Data records:
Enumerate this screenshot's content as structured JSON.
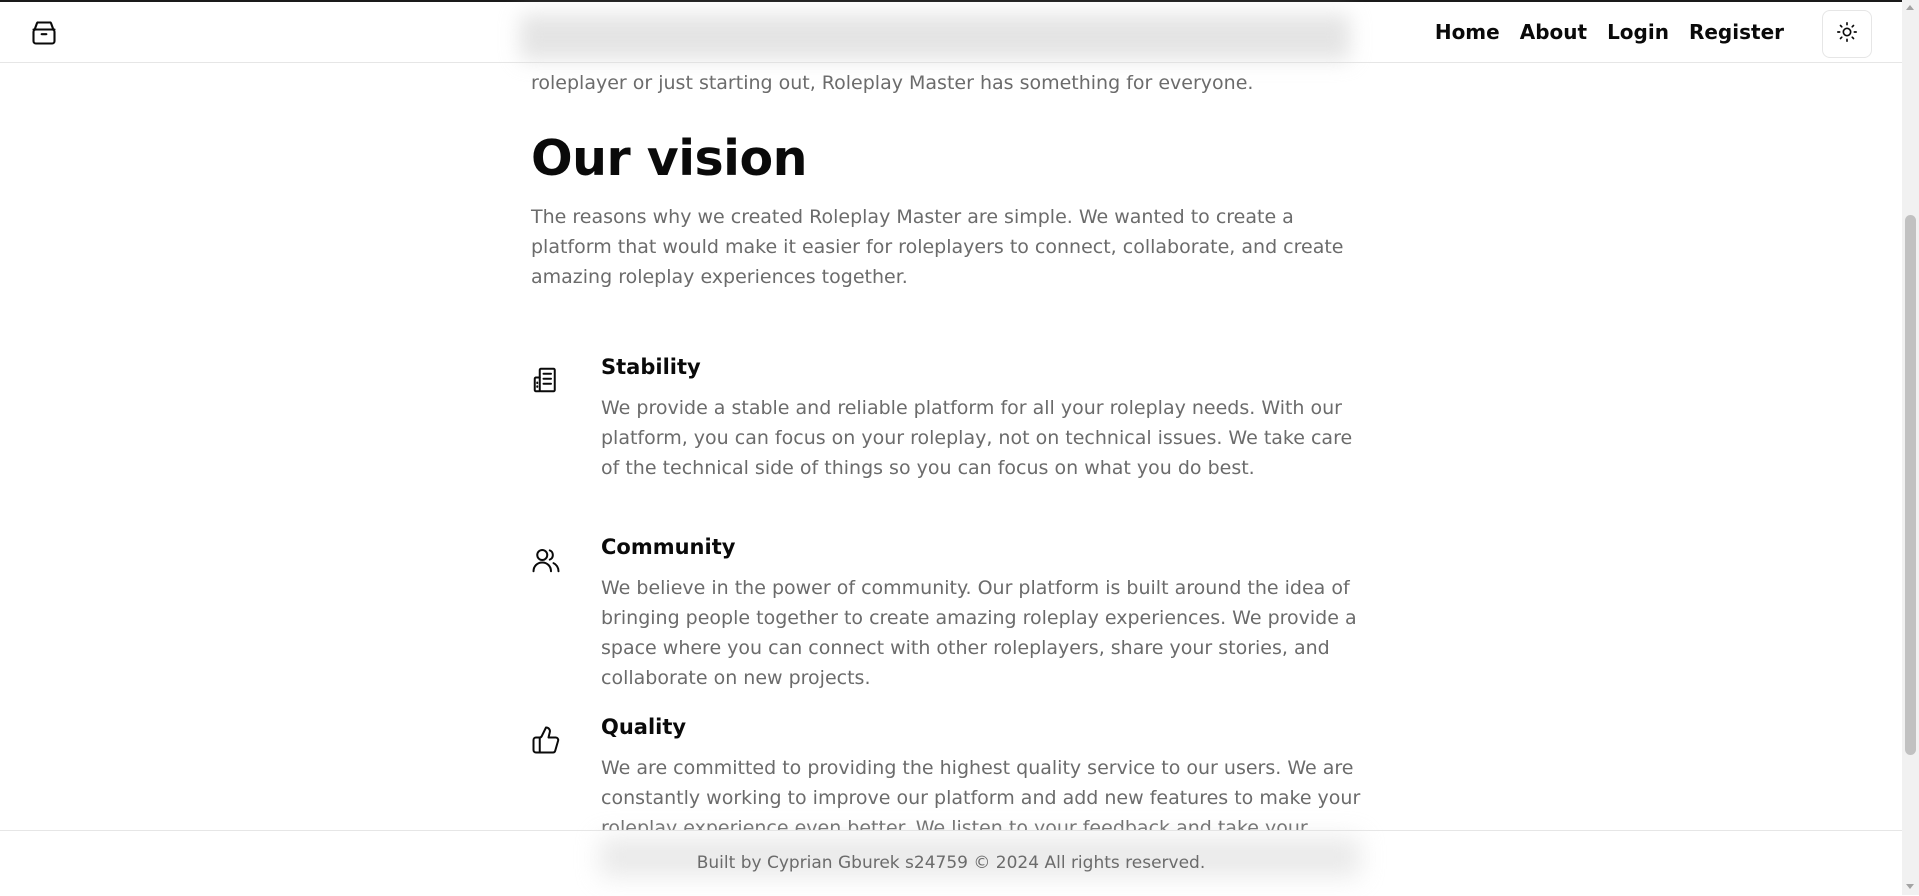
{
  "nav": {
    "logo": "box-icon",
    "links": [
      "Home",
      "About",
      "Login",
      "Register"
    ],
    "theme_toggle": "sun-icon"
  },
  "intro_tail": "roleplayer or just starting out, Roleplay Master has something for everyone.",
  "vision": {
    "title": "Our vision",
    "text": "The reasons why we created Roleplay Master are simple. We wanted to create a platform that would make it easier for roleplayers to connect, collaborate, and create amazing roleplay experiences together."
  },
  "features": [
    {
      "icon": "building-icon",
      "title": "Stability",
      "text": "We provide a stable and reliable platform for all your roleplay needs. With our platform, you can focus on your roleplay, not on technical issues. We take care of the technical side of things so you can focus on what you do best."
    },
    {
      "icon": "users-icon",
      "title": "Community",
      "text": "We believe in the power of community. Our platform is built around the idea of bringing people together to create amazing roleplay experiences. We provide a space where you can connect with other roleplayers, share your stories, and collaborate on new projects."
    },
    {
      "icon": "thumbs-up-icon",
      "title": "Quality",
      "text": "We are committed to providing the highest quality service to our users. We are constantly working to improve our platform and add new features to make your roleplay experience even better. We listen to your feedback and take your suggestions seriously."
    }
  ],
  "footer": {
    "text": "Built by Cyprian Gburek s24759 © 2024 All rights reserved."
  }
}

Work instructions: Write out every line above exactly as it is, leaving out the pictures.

Response to this exercise:
Enumerate this screenshot's content as structured JSON.
{
  "nav": {
    "logo": "box-icon",
    "links": [
      "Home",
      "About",
      "Login",
      "Register"
    ],
    "theme_toggle": "sun-icon"
  },
  "intro_tail": "roleplayer or just starting out, Roleplay Master has something for everyone.",
  "vision": {
    "title": "Our vision",
    "text": "The reasons why we created Roleplay Master are simple. We wanted to create a platform that would make it easier for roleplayers to connect, collaborate, and create amazing roleplay experiences together."
  },
  "features": [
    {
      "icon": "building-icon",
      "title": "Stability",
      "text": "We provide a stable and reliable platform for all your roleplay needs. With our platform, you can focus on your roleplay, not on technical issues. We take care of the technical side of things so you can focus on what you do best."
    },
    {
      "icon": "users-icon",
      "title": "Community",
      "text": "We believe in the power of community. Our platform is built around the idea of bringing people together to create amazing roleplay experiences. We provide a space where you can connect with other roleplayers, share your stories, and collaborate on new projects."
    },
    {
      "icon": "thumbs-up-icon",
      "title": "Quality",
      "text": "We are committed to providing the highest quality service to our users. We are constantly working to improve our platform and add new features to make your roleplay experience even better. We listen to your feedback and take your suggestions seriously."
    }
  ],
  "footer": {
    "text": "Built by Cyprian Gburek s24759 © 2024 All rights reserved."
  }
}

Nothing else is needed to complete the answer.